On the night of Saturday 19 to Sunday 20 November 2022, COP27 in Sharm El-Sheikh came to an end. A COP that ends with an important outcome for trust and international solidarity, but insufficient to adequately address the root cause of global warming. What is missing is a commitment to a safe and socially sustainable exit from fossil fuels.
In fact, alternatives to fossil fuels are already widely available, but what is lacking is both the will and the political priority to implement them. The Sharm text is in line with what the international scientific community says: accelerating renewables and energy efficiency is the best answer to the global energy crisis.
Losses and damage
From the Sinai desert comes a result that has always been sought but never before achieved: agreement on a fund for losses and damages. Postponed, however, are discussions on who pays and who receives. In this, China’s role is to be reviewed and redefined in light of its global economic and political weight. On country access and eligibility, it will be important to ensure that financial flows reach the most vulnerable countries, which are currently excluded from many of these funds.
Of note is the commitment to seek the involvement of the heads of international financial institutions and other relevant bodies under the leadership of the UN Secretary-General in order to identify effective financing for the goal. Also noteworthy is the invitation to the international financial institutions to consider contributing new and innovative approaches at the upcoming 2023 spring meetings of the World Bank and International Monetary Fund.

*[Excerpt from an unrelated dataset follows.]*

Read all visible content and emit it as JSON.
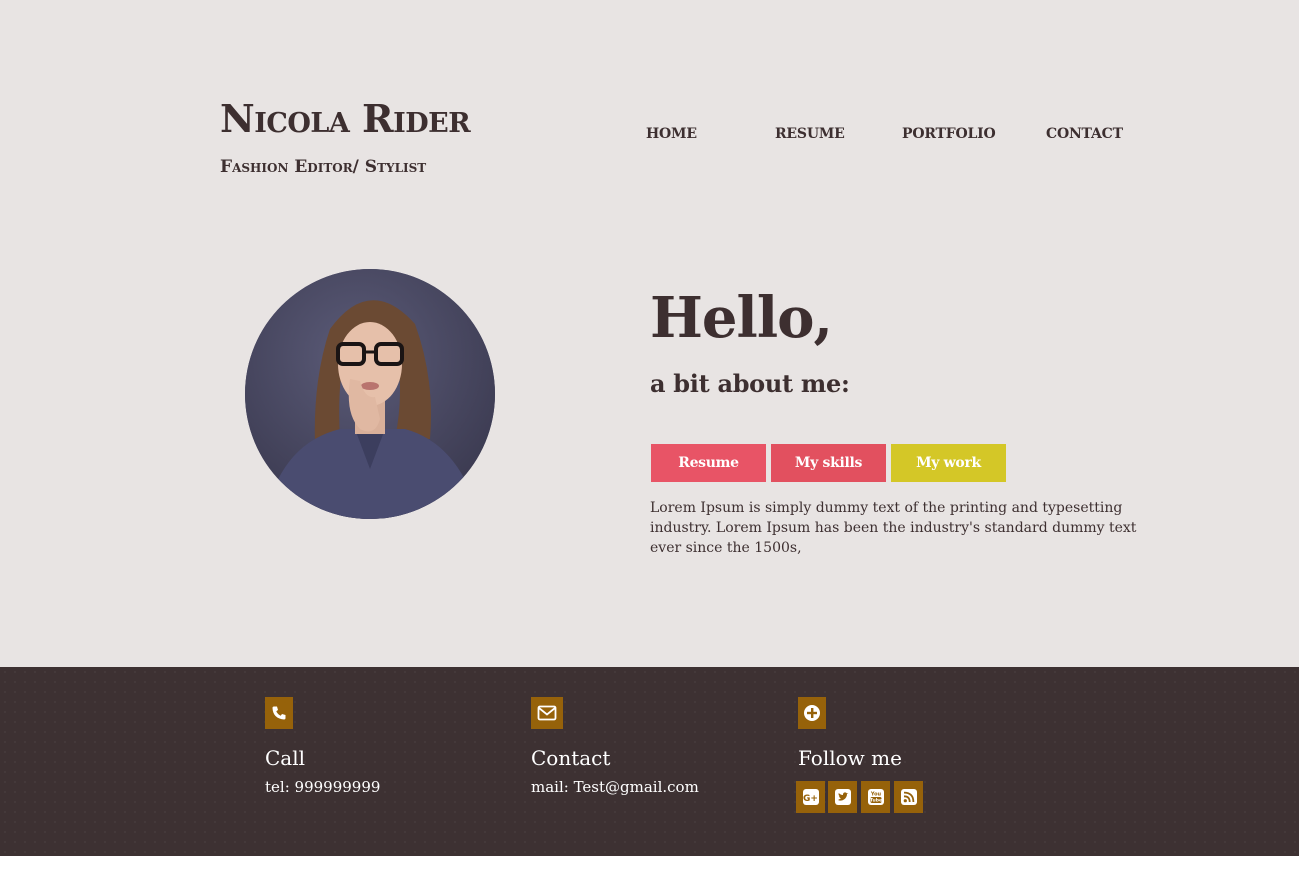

Significant is the clear signal linking the need to reform the global financial system, also present in the final policy text, and the goals of the Paris Agreement: revising international rules to mobilise the volumes needed for climate action. Next year’s international financial meetings therefore become critical. It will be important to support and leverage the Bridgetown initiative of Barbados, now supported by France, which presents an ambitious reform agenda. The G7 and G20 countries are called to action. The Italian G7 Presidency in 2024 will be crucial to implement these reforms.
The sore point, however, was ‘mitigation’, or commitments and actions to reduce emissions. Indeed, the primary cause of climate change, the use of fossil fuels, was not explicitly and decisively addressed. This will have to change at COP28 in Dubai in a year’s time. While there is a lack of a clear commitment on decreasing and moving away from fossil fuels, mainly due to the restraint of corporations and oil and gas producing countries that are pushing to slow down the transition, renewables enter the text of a COP for the first time. Accelerating on renewables and making them the pivot of the transition, also in response to the global energy crisis is the message coming out of the Sharm text. Indeed, the text is explicit about the need to transform energy systems to make them more secure and sustainable. There is ambiguity, however, about the term ‘low-emission energies’ cited as a solution but without indicating which energies fall under this definition.
In Sharm we saw an explicit attempt by companies and oil and gas producing countries to slow down a necessary and now inevitable transition. Worryingly, the super-profits generated this year by the energy crisis are being channelled into new hydrocarbon exploration and production, especially new gas and infrastructure in the Mediterranean and Africa, incompatible with both climate and energy security. This in the face of the great potential for clean, readily available and safer alternatives in these regions.
A fund for the most vulnerable
It is therefore a victory for the most vulnerable countries that shows the importance of the COP as the only global forum that represents and gives voice to the demands of all countries, especially the most vulnerable. Europe played a listening and pioneering role in arriving at the compromise that allowed the creation of the fund. And it did not want to break the package despite the fact that most of its proposals on mitigation were not given due consideration.
Europe, in fact, played a leading and compromising role, especially with an ambitious initial offer on the loss and damage fund. Unlike at COP26 in Glasgow, Europe tried to play a leading role this year, with its offer on loss and damage breaking the negotiating deadlock of the past few days. The insistence on stronger commitments on mitigation is also to be interpreted as a sign that Brussels is serious about the energy transition: accelerating on renewables and energy efficiency is the solution identified by the EU to respond to the energy and climate crises.
Italy, which was present with a strong diplomatic delegation headed by the Special Envoy for the Climate, Alessandro Modiano, played its part through European action. The COP was also the first opportunity for President Meloni and Minister Pichetto Fratin to present Italy’s political position. At the moment this is being established in the wake of the Draghi government and the multilateral rules adopted so far. We should wait to see the concrete choices on the energy and financial front, in addition to the encouraging ones presented in Sharm and Bali such as the Italian Climate Fund, managed by Cassa Depositi e Prestiti, and the contribution to the decarbonisation of Indonesia and Vietnam. Attention now returns to the capitals, on the path that will lead climate diplomacy to COP28 in Dubai.